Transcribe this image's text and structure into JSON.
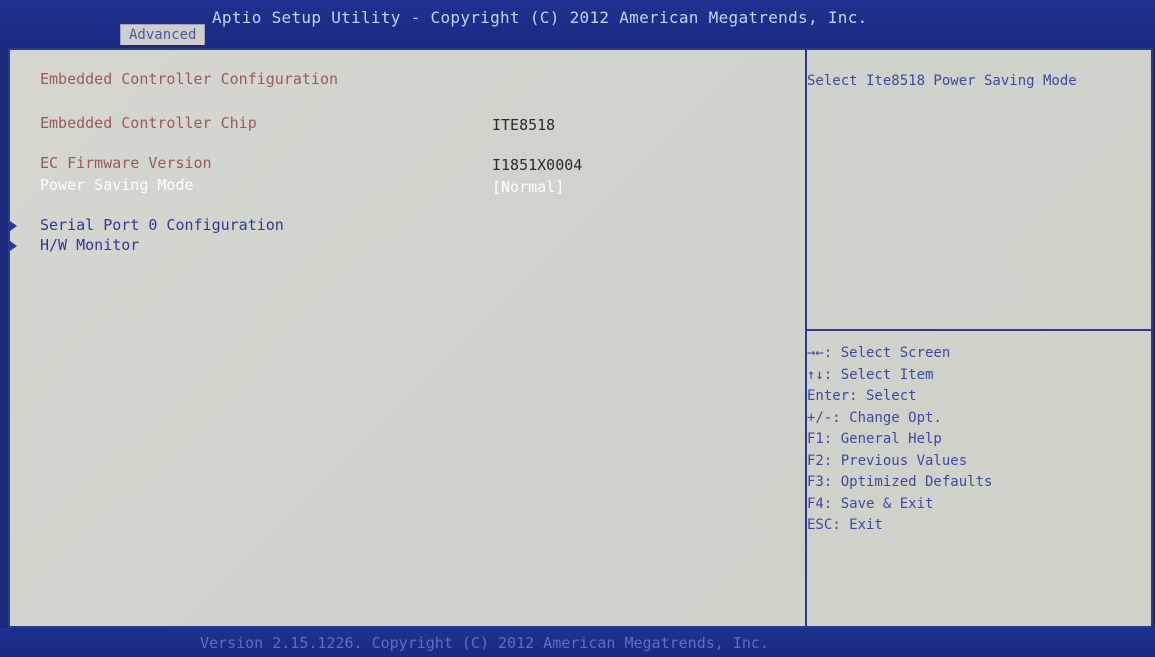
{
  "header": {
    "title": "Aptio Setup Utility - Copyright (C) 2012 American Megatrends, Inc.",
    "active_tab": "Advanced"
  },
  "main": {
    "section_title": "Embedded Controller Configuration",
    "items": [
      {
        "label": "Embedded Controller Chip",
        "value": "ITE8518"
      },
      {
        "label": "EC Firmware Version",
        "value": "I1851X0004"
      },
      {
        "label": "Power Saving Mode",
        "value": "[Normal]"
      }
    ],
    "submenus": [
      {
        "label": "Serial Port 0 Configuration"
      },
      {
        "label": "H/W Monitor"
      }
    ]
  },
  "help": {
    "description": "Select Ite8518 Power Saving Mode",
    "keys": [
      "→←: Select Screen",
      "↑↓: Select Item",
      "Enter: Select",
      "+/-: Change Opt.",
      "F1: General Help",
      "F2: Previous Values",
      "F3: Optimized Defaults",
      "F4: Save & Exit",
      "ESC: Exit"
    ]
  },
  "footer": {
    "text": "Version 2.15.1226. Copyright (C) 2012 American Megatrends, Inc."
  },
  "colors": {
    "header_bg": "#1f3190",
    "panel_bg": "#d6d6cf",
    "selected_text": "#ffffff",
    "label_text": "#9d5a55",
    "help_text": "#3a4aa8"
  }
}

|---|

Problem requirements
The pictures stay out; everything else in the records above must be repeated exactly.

Finished exercise
Transcribe this image's text and structure into JSON.
{
  "header": {
    "title": "Aptio Setup Utility - Copyright (C) 2012 American Megatrends, Inc.",
    "active_tab": "Advanced"
  },
  "main": {
    "section_title": "Embedded Controller Configuration",
    "items": [
      {
        "label": "Embedded Controller Chip",
        "value": "ITE8518"
      },
      {
        "label": "EC Firmware Version",
        "value": "I1851X0004"
      },
      {
        "label": "Power Saving Mode",
        "value": "[Normal]"
      }
    ],
    "submenus": [
      {
        "label": "Serial Port 0 Configuration"
      },
      {
        "label": "H/W Monitor"
      }
    ]
  },
  "help": {
    "description": "Select Ite8518 Power Saving Mode",
    "keys": [
      "→←: Select Screen",
      "↑↓: Select Item",
      "Enter: Select",
      "+/-: Change Opt.",
      "F1: General Help",
      "F2: Previous Values",
      "F3: Optimized Defaults",
      "F4: Save & Exit",
      "ESC: Exit"
    ]
  },
  "footer": {
    "text": "Version 2.15.1226. Copyright (C) 2012 American Megatrends, Inc."
  },
  "colors": {
    "header_bg": "#1f3190",
    "panel_bg": "#d6d6cf",
    "selected_text": "#ffffff",
    "label_text": "#9d5a55",
    "help_text": "#3a4aa8"
  }
}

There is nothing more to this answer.